Available data
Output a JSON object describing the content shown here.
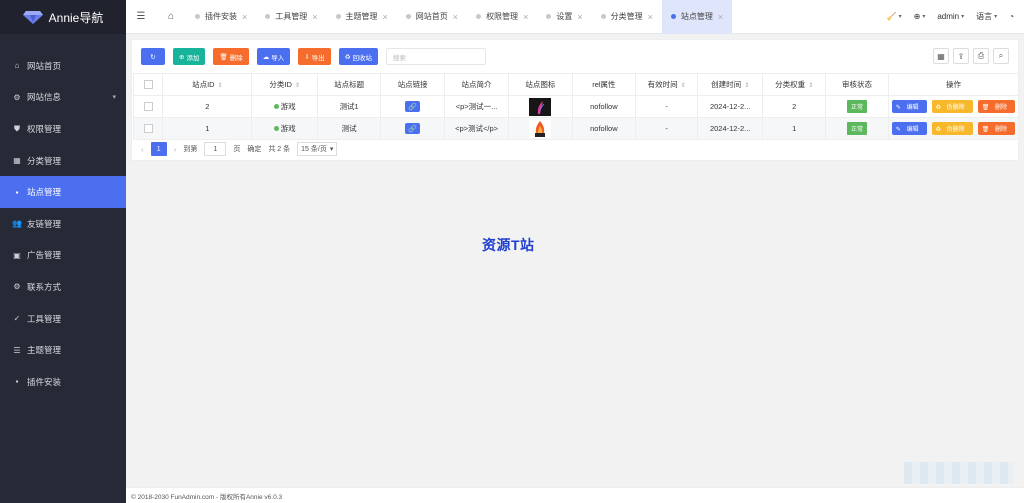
{
  "app": {
    "title": "Annie导航"
  },
  "sidebar": {
    "items": [
      {
        "label": "网站首页",
        "icon": "home-icon"
      },
      {
        "label": "网站信息",
        "icon": "gear-icon"
      },
      {
        "label": "权限管理",
        "icon": "shield-icon"
      },
      {
        "label": "分类管理",
        "icon": "category-icon"
      },
      {
        "label": "站点管理",
        "icon": "windows-icon"
      },
      {
        "label": "友链管理",
        "icon": "users-icon"
      },
      {
        "label": "广告管理",
        "icon": "image-icon"
      },
      {
        "label": "联系方式",
        "icon": "gear-icon"
      },
      {
        "label": "工具管理",
        "icon": "check-circle-icon"
      },
      {
        "label": "主题管理",
        "icon": "list-icon"
      },
      {
        "label": "插件安装",
        "icon": "windows-icon"
      }
    ]
  },
  "tabs": [
    {
      "label": "插件安装"
    },
    {
      "label": "工具管理"
    },
    {
      "label": "主题管理"
    },
    {
      "label": "网站首页"
    },
    {
      "label": "权限管理"
    },
    {
      "label": "设置"
    },
    {
      "label": "分类管理"
    },
    {
      "label": "站点管理"
    }
  ],
  "topright": {
    "user": "admin",
    "language": "语言"
  },
  "toolbar": {
    "add": "添加",
    "delete": "删除",
    "import": "导入",
    "export": "导出",
    "recycle": "回收站",
    "search_placeholder": "搜索"
  },
  "table": {
    "headers": [
      "站点ID",
      "分类ID",
      "站点标题",
      "站点链接",
      "站点简介",
      "站点图标",
      "rel属性",
      "有效时间",
      "创建时间",
      "分类权重",
      "审核状态",
      "操作"
    ],
    "rows": [
      {
        "id": "2",
        "category": "游戏",
        "title": "测试1",
        "intro": "<p>测试一...",
        "rel": "nofollow",
        "valid": "-",
        "created": "2024-12-2...",
        "weight": "2",
        "status": "正常"
      },
      {
        "id": "1",
        "category": "游戏",
        "title": "测试",
        "intro": "<p>测试</p>",
        "rel": "nofollow",
        "valid": "-",
        "created": "2024-12-2...",
        "weight": "1",
        "status": "正常"
      }
    ],
    "ops": {
      "edit": "编辑",
      "recycle": "伪删除",
      "delete": "删除"
    }
  },
  "pager": {
    "current": "1",
    "goto": "到第",
    "page_input": "1",
    "page_unit": "页",
    "confirm": "确定",
    "total": "共 2 条",
    "per_page": "15 条/页"
  },
  "watermark": "资源T站",
  "footer": "© 2018-2030 FunAdmin.com - 版权所有Annie v6.0.3",
  "colors": {
    "accent": "#4c6ff0",
    "sidebar": "#262a36",
    "success": "#5cb85c",
    "danger": "#f56c2c",
    "warning": "#f7b82b",
    "teal": "#18b39b"
  }
}
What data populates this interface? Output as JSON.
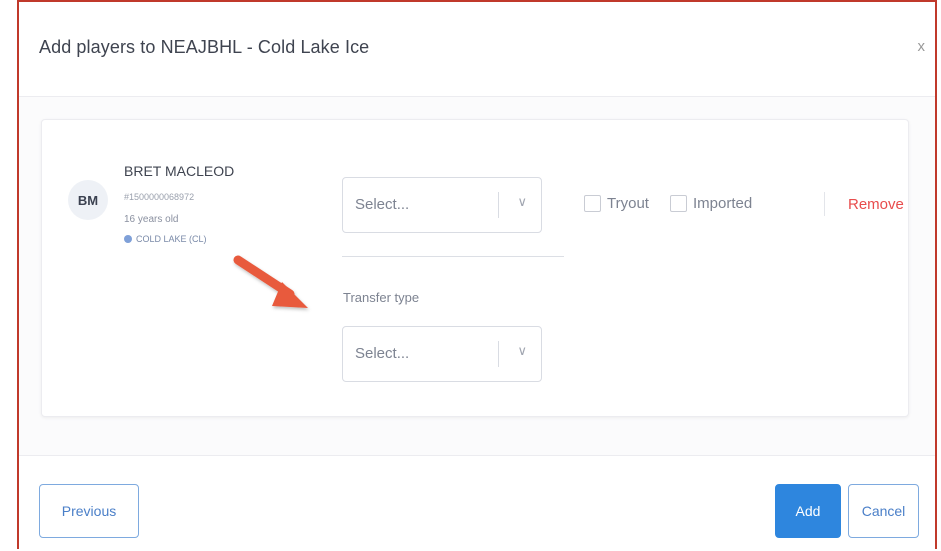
{
  "modal": {
    "title": "Add players to NEAJBHL - Cold Lake Ice",
    "close_label": "x"
  },
  "player": {
    "initials": "BM",
    "name": "BRET MACLEOD",
    "id": "#1500000068972",
    "age": "16 years old",
    "club": "COLD LAKE (CL)"
  },
  "form": {
    "select_1_placeholder": "Select...",
    "transfer_type_label": "Transfer type",
    "select_2_placeholder": "Select...",
    "tryout_label": "Tryout",
    "imported_label": "Imported",
    "remove_label": "Remove"
  },
  "footer": {
    "previous_label": "Previous",
    "add_label": "Add",
    "cancel_label": "Cancel"
  },
  "colors": {
    "annotation_arrow": "#e85a3c",
    "primary": "#2e86de",
    "danger": "#e84c4c",
    "frame_border": "#c0392b"
  }
}
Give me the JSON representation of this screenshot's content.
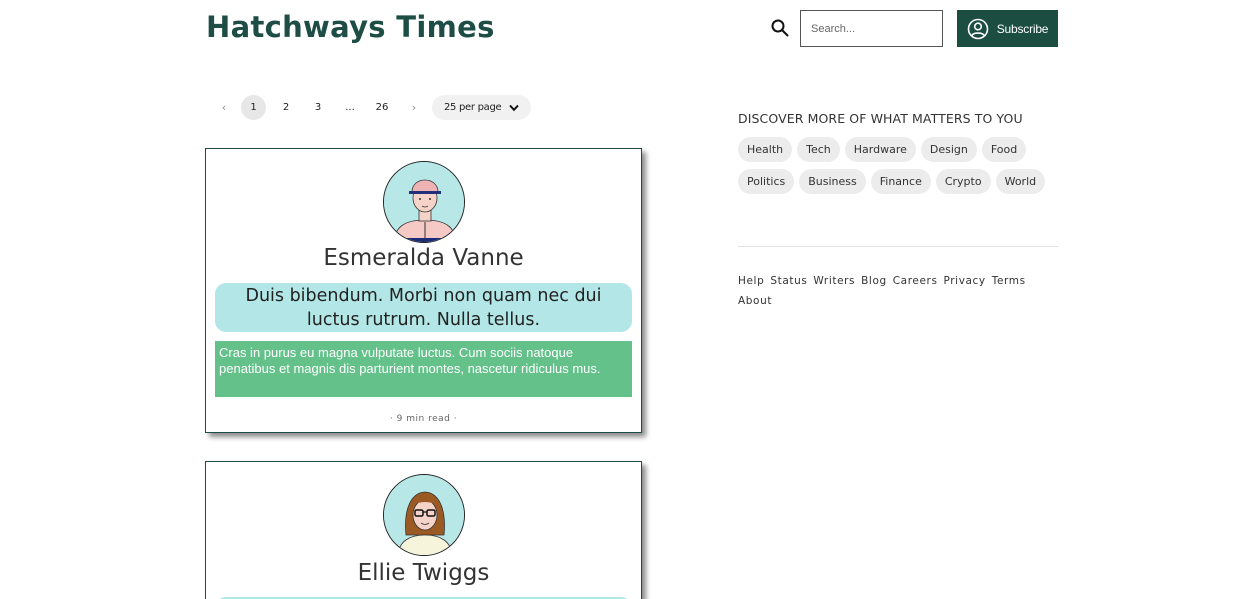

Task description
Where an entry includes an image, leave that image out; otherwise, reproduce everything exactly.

Response to the exercise
Output a JSON object describing the content shown here.
{
  "app": {
    "title": "Annie导航"
  },
  "sidebar": {
    "items": [
      {
        "label": "网站首页",
        "icon": "home-icon"
      },
      {
        "label": "网站信息",
        "icon": "gear-icon"
      },
      {
        "label": "权限管理",
        "icon": "shield-icon"
      },
      {
        "label": "分类管理",
        "icon": "category-icon"
      },
      {
        "label": "站点管理",
        "icon": "windows-icon"
      },
      {
        "label": "友链管理",
        "icon": "users-icon"
      },
      {
        "label": "广告管理",
        "icon": "image-icon"
      },
      {
        "label": "联系方式",
        "icon": "gear-icon"
      },
      {
        "label": "工具管理",
        "icon": "check-circle-icon"
      },
      {
        "label": "主题管理",
        "icon": "list-icon"
      },
      {
        "label": "插件安装",
        "icon": "windows-icon"
      }
    ]
  },
  "tabs": [
    {
      "label": "插件安装"
    },
    {
      "label": "工具管理"
    },
    {
      "label": "主题管理"
    },
    {
      "label": "网站首页"
    },
    {
      "label": "权限管理"
    },
    {
      "label": "设置"
    },
    {
      "label": "分类管理"
    },
    {
      "label": "站点管理"
    }
  ],
  "topright": {
    "user": "admin",
    "language": "语言"
  },
  "toolbar": {
    "add": "添加",
    "delete": "删除",
    "import": "导入",
    "export": "导出",
    "recycle": "回收站",
    "search_placeholder": "搜索"
  },
  "table": {
    "headers": [
      "站点ID",
      "分类ID",
      "站点标题",
      "站点链接",
      "站点简介",
      "站点图标",
      "rel属性",
      "有效时间",
      "创建时间",
      "分类权重",
      "审核状态",
      "操作"
    ],
    "rows": [
      {
        "id": "2",
        "category": "游戏",
        "title": "测试1",
        "intro": "<p>测试一...",
        "rel": "nofollow",
        "valid": "-",
        "created": "2024-12-2...",
        "weight": "2",
        "status": "正常"
      },
      {
        "id": "1",
        "category": "游戏",
        "title": "测试",
        "intro": "<p>测试</p>",
        "rel": "nofollow",
        "valid": "-",
        "created": "2024-12-2...",
        "weight": "1",
        "status": "正常"
      }
    ],
    "ops": {
      "edit": "编辑",
      "recycle": "伪删除",
      "delete": "删除"
    }
  },
  "pager": {
    "current": "1",
    "goto": "到第",
    "page_input": "1",
    "page_unit": "页",
    "confirm": "确定",
    "total": "共 2 条",
    "per_page": "15 条/页"
  },
  "watermark": "资源T站",
  "footer": "© 2018-2030 FunAdmin.com - 版权所有Annie v6.0.3",
  "colors": {
    "accent": "#4c6ff0",
    "sidebar": "#262a36",
    "success": "#5cb85c",
    "danger": "#f56c2c",
    "warning": "#f7b82b",
    "teal": "#18b39b"
  }
}
What data populates this interface? Output as JSON.
{
  "modal": {
    "title": "Add players to NEAJBHL - Cold Lake Ice",
    "close_label": "x"
  },
  "player": {
    "initials": "BM",
    "name": "BRET MACLEOD",
    "id": "#1500000068972",
    "age": "16 years old",
    "club": "COLD LAKE (CL)"
  },
  "form": {
    "select_1_placeholder": "Select...",
    "transfer_type_label": "Transfer type",
    "select_2_placeholder": "Select...",
    "tryout_label": "Tryout",
    "imported_label": "Imported",
    "remove_label": "Remove"
  },
  "footer": {
    "previous_label": "Previous",
    "add_label": "Add",
    "cancel_label": "Cancel"
  },
  "colors": {
    "annotation_arrow": "#e85a3c",
    "primary": "#2e86de",
    "danger": "#e84c4c",
    "frame_border": "#c0392b"
  }
}
Give me the JSON representation of this screenshot's content.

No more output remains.